Code maintainability is a fundamental part of good software development. It is important because as code becomes less maintainable the cost to maintain the code increases. There are more bugs to fix and it’s more difficult to add new features. Also new developers find less maintainable code more difficult to learn and it takes them longer to contribute to a project, driving up costs further.
If we were to plot cost against code maintainability it would look something like this:
As maintainability increases costs fall. Maintenance costs never fall to zero but they do fall dramatically as a codebase improves.
One problem with code maintainability though is it’s difficult to quantify. What does maintainable code mean or look like? There are tools like Code Climate which attempt to define it, but they don’t offer a lot of detail on what it means. Also it’s not always possible for a development team to use a cloud based tool like Code Climate.
To help I have created a quick ten point Code Maintainability Test. It is similar in intent to the Joel Test, it is a bunch of simple, binary questions. For a positive answer you score a point, and the closer your score is to ten the more maintainable your code is.
Of course this test is not meant to be comprehensive. It is only meant to provide a rough guide to how maintainable code is. Like sticking a licked finger in the air to test the direction of the wind. It does not capture all the nuance of code maintainability.
The test is broken down into three parts:
- Usability: how easy is your code to learn and contribute to?
- Bug Density: how many bugs do you have to fix?
- Code Complexity: how easy is your code to understand and extend?
Usable code is easy to learn and fast to contribute to. Well formatted code with good documentation is usable code.
- Do you have a well written README which explains installation, setup and usage? (+1 Point)
- Do you have clear code comments which explain the existence and intent of the code? (+1 Point)
- Do you run code lint tools? (+1 Point)
Strong types, static analysers and code tests will all reduce bug density.

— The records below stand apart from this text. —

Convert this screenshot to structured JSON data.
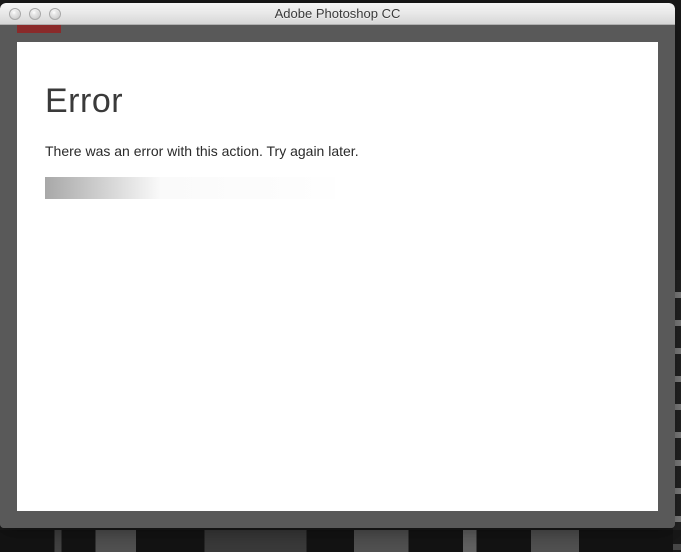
{
  "window": {
    "title": "Adobe Photoshop CC"
  },
  "dialog": {
    "heading": "Error",
    "message": "There was an error with this action. Try again later."
  }
}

The lower your bug density the fewer bugs you’ll have to fix in production.
- Do you have a code coverage score greater than 60%? (+1 Point)
- Do you have a code coverage score greater than 90%? (+1 Point)

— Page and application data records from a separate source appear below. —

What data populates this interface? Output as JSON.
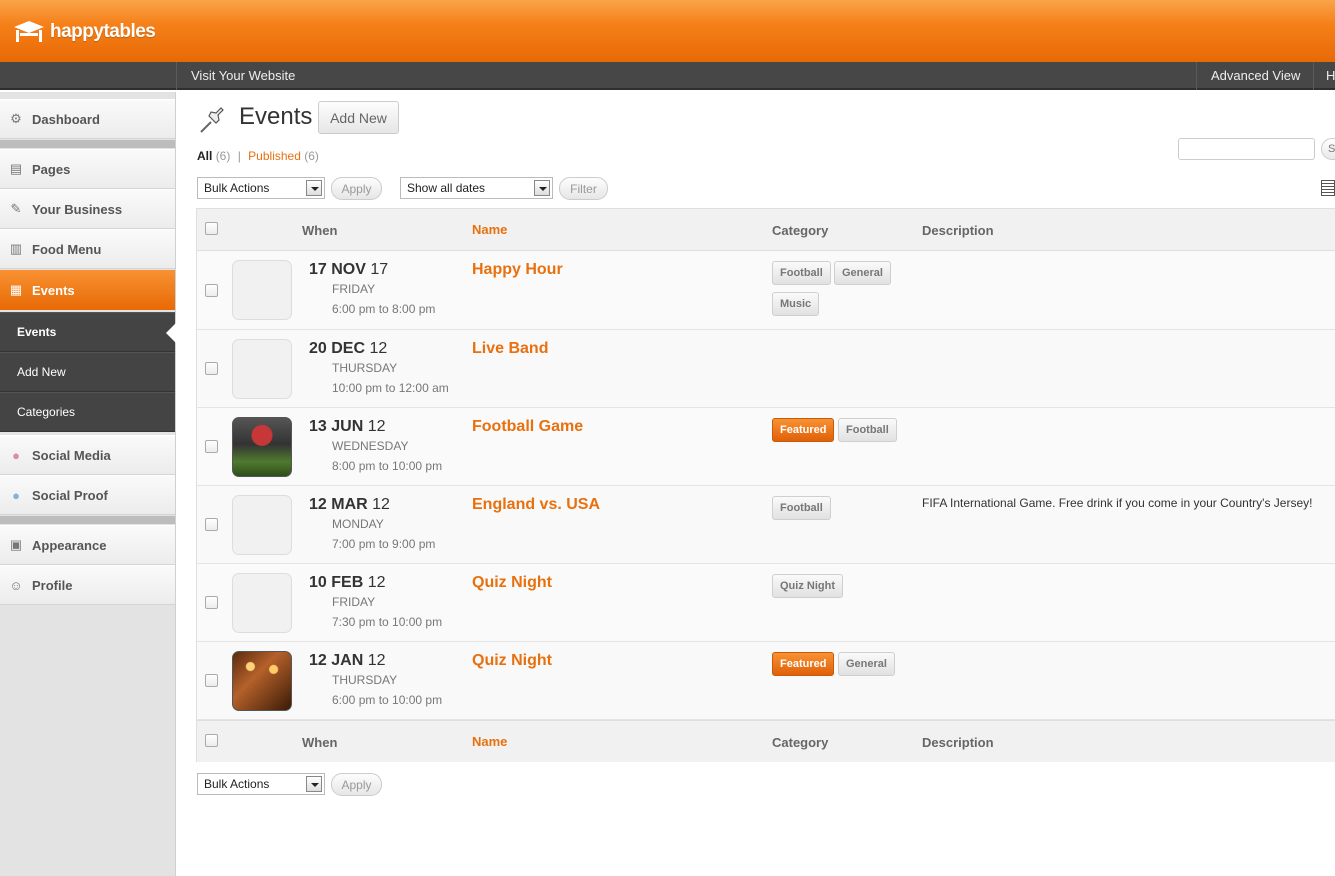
{
  "brand": {
    "name": "happytables"
  },
  "topbar": {
    "visit": "Visit Your Website",
    "advanced": "Advanced View",
    "help": "H"
  },
  "sidebar": {
    "items": [
      {
        "label": "Dashboard",
        "icon": "dashboard-icon"
      },
      {
        "label": "Pages",
        "icon": "pages-icon"
      },
      {
        "label": "Your Business",
        "icon": "pencil-icon"
      },
      {
        "label": "Food Menu",
        "icon": "book-icon"
      },
      {
        "label": "Events",
        "icon": "calendar-icon"
      },
      {
        "label": "Social Media",
        "icon": "user-icon"
      },
      {
        "label": "Social Proof",
        "icon": "users-icon"
      },
      {
        "label": "Appearance",
        "icon": "layout-icon"
      },
      {
        "label": "Profile",
        "icon": "profile-icon"
      }
    ],
    "subitems": [
      "Events",
      "Add New",
      "Categories"
    ]
  },
  "main": {
    "title": "Events",
    "add_new": "Add New",
    "filters": {
      "all": "All",
      "all_count": "(6)",
      "published": "Published",
      "published_count": "(6)"
    },
    "bulk_actions": "Bulk Actions",
    "apply": "Apply",
    "dates": "Show all dates",
    "filter": "Filter",
    "search_btn": "S"
  },
  "table": {
    "headers": {
      "when": "When",
      "name": "Name",
      "category": "Category",
      "description": "Description"
    },
    "rows": [
      {
        "day_num": "17",
        "month": "NOV",
        "year": "17",
        "weekday": "FRIDAY",
        "time": "6:00 pm to 8:00 pm",
        "name": "Happy Hour",
        "tags": [
          "Football",
          "General",
          "Music"
        ],
        "description": ""
      },
      {
        "day_num": "20",
        "month": "DEC",
        "year": "12",
        "weekday": "THURSDAY",
        "time": "10:00 pm to 12:00 am",
        "name": "Live Band",
        "tags": [],
        "description": ""
      },
      {
        "day_num": "13",
        "month": "JUN",
        "year": "12",
        "weekday": "WEDNESDAY",
        "time": "8:00 pm to 10:00 pm",
        "name": "Football Game",
        "tags": [
          "Featured",
          "Football"
        ],
        "description": ""
      },
      {
        "day_num": "12",
        "month": "MAR",
        "year": "12",
        "weekday": "MONDAY",
        "time": "7:00 pm to 9:00 pm",
        "name": "England vs. USA",
        "tags": [
          "Football"
        ],
        "description": "FIFA International Game. Free drink if you come in your Country's Jersey!"
      },
      {
        "day_num": "10",
        "month": "FEB",
        "year": "12",
        "weekday": "FRIDAY",
        "time": "7:30 pm to 10:00 pm",
        "name": "Quiz Night",
        "tags": [
          "Quiz Night"
        ],
        "description": ""
      },
      {
        "day_num": "12",
        "month": "JAN",
        "year": "12",
        "weekday": "THURSDAY",
        "time": "6:00 pm to 10:00 pm",
        "name": "Quiz Night",
        "tags": [
          "Featured",
          "General"
        ],
        "description": ""
      }
    ]
  },
  "colors": {
    "accent": "#e8700f",
    "header": "#f57f18",
    "topbar": "#474747"
  }
}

- Do you run mutation test or fault injection tools? (+1 Point)
- Do you use a strongly typed language or run a static analyser? (+1 Point)
Code with low complexity is easier to read and understand, easier to test, easier to debug, and easier to extend.
- Do you run mess detection tools? (+1 Point)
- Do you have an average code complexity below 10? (+1 Point)
- Do you have an average code complexity below 5? (+1 Point)
0 - 3 Points: Your codebase is difficult to maintain. It will have a high bug density; It will be difficult to add new features; New developers will struggle to learn the codebase and contribute; Costs will be high; A long and difficult rebuild is likely.
4 - 7 Points: Your codebase will have maintenance issues. It will have a moderate to high bug density; Some features will be difficult to add; New developers will struggle with aspects of your codebase; Costs will be moderate to high. Improvements can be made.
8 - 10 Points: Your codebase is easy to maintain. It will have a low bug density; You can easily add new features; New developers will learn the codebase quickly; Costs will be minimised. Keep up the good work.
Below is a list of tools which can help with testing and code analysis which will improve code maintainability. It is not a comprehensive list, there are loads more tools out there across many languages.
- PHP Unit (PHP)
- Codeception (PHP)
- Mockery (PHP)
- Tarpaulin (Rust)
Mutation Test Tools
Code Analysis / Quality Tools
- PHP MD (PHP)
- Code Sniffer (PHP)
- PHP Loc (PHP)
- Radon (Python)
- Pylint (Python)
- Rust FMT (Rust)
- Clippy (Rust)
Static Analysis Tools
I do hope this is useful, and if you have any questions, thoughts or criticisms drop me a message on Twitter @RobDWaller.